» Task details: From the data below, copy out every line in which the word "Пример" occurs.
*** Available data ***
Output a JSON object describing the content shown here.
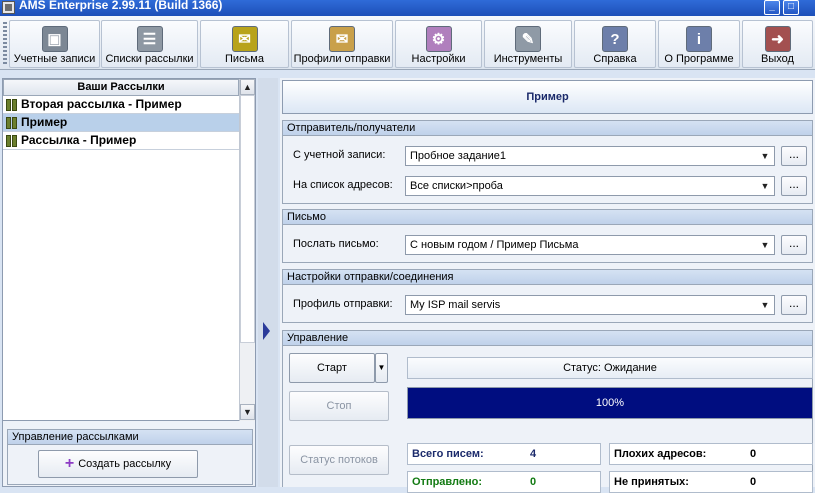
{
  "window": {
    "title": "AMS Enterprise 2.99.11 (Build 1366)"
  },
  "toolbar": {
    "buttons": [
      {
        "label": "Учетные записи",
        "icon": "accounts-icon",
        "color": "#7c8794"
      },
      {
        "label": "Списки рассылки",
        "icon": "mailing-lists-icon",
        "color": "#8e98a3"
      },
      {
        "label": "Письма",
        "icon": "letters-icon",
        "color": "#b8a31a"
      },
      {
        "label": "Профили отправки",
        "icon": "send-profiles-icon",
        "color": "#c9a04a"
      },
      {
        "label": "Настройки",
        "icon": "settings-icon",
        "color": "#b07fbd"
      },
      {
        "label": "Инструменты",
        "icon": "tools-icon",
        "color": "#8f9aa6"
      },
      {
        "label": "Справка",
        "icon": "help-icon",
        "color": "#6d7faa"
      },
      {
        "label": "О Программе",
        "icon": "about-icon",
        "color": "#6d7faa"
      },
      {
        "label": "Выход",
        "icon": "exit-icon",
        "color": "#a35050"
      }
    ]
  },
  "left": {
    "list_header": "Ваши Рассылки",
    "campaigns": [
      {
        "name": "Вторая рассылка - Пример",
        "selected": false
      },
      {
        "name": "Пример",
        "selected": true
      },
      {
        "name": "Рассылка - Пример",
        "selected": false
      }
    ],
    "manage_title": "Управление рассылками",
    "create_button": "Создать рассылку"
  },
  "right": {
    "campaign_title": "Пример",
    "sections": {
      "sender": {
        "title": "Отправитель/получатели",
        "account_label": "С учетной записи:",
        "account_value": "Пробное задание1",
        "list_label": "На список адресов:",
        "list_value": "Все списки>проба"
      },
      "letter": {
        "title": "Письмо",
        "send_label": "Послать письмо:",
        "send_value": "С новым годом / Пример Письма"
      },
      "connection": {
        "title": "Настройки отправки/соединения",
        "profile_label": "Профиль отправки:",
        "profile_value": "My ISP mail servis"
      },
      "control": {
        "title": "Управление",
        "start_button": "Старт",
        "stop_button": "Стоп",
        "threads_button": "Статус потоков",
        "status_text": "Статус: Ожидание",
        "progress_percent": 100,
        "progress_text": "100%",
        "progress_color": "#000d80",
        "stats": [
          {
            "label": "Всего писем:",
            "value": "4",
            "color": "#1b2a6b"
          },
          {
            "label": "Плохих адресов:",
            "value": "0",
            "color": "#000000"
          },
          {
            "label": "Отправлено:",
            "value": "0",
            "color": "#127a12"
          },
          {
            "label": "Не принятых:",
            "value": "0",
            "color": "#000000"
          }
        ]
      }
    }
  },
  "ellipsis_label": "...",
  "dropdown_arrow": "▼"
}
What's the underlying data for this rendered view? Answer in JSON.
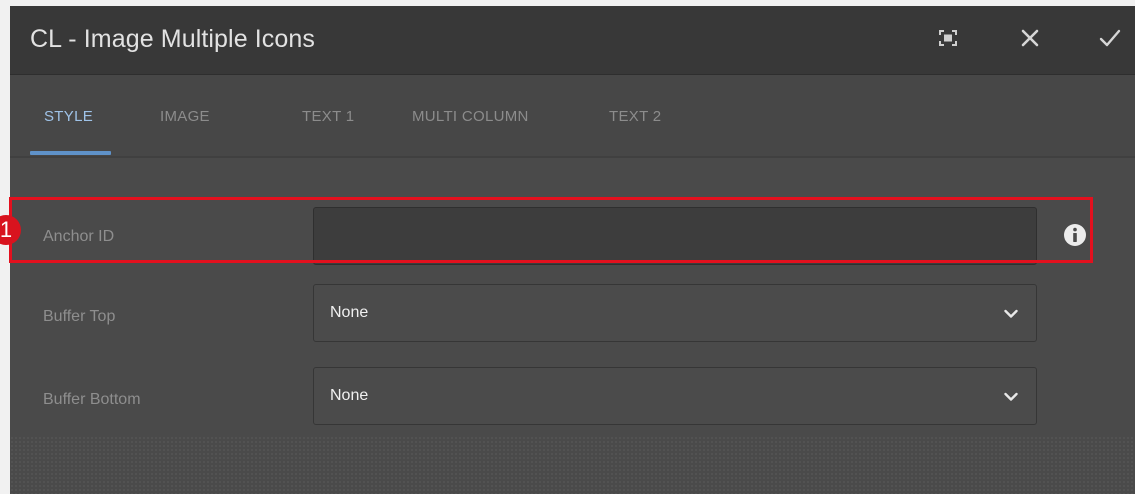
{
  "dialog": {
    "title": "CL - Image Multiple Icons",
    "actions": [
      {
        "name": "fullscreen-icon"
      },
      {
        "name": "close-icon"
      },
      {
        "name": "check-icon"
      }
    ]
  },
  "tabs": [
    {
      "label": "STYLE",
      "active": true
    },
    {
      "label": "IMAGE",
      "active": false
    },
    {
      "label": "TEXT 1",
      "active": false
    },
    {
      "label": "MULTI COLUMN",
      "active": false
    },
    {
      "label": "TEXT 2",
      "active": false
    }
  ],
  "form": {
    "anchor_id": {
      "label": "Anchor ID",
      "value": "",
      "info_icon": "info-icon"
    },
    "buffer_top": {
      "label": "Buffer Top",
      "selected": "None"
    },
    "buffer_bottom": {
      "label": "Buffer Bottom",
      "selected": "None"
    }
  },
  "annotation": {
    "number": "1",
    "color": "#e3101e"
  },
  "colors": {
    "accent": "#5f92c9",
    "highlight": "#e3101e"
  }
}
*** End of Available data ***
» Solution for this task:
        "name": "Вторая рассылка - Пример",
        "name": "Пример",
        "name": "Рассылка - Пример",
    "campaign_title": "Пример",
        "send_value": "С новым годом / Пример Письма"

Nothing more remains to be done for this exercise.